_RECORD SET_
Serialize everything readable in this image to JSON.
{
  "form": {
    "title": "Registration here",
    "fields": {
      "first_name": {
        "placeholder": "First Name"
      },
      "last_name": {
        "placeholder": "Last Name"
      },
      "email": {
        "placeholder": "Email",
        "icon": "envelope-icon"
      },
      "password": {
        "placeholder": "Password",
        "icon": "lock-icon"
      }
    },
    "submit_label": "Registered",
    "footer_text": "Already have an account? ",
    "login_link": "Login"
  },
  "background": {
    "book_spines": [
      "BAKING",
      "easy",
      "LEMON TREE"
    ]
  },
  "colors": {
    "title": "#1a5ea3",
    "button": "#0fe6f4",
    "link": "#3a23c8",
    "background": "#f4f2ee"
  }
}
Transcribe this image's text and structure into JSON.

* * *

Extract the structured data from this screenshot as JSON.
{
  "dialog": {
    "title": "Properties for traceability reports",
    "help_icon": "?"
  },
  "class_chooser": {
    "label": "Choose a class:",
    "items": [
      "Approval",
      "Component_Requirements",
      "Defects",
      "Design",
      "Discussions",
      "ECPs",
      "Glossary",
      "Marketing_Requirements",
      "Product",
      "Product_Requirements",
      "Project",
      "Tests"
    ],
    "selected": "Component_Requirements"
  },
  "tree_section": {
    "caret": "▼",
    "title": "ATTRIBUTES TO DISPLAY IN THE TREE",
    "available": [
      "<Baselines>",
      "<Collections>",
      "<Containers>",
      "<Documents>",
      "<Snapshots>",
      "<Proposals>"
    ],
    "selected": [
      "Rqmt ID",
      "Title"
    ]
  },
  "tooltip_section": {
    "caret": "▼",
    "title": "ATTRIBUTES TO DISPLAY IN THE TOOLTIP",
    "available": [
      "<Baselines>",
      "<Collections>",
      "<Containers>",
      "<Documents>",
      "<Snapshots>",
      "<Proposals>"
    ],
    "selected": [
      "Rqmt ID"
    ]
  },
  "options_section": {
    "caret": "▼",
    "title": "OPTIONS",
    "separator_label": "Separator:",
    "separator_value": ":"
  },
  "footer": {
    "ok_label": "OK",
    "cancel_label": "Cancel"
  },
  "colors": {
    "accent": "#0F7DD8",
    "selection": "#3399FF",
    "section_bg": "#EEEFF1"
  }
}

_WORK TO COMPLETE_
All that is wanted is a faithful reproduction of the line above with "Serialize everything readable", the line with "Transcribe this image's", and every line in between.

_SOLUTION FOR THIS TASK_
Serialize everything readable in this image to JSON.
{
  "form": {
    "title": "Registration here",
    "fields": {
      "first_name": {
        "placeholder": "First Name"
      },
      "last_name": {
        "placeholder": "Last Name"
      },
      "email": {
        "placeholder": "Email",
        "icon": "envelope-icon"
      },
      "password": {
        "placeholder": "Password",
        "icon": "lock-icon"
      }
    },
    "submit_label": "Registered",
    "footer_text": "Already have an account? ",
    "login_link": "Login"
  },
  "background": {
    "book_spines": [
      "BAKING",
      "easy",
      "LEMON TREE"
    ]
  },
  "colors": {
    "title": "#1a5ea3",
    "button": "#0fe6f4",
    "link": "#3a23c8",
    "background": "#f4f2ee"
  }
}
Transcribe this image's text and structure into JSON.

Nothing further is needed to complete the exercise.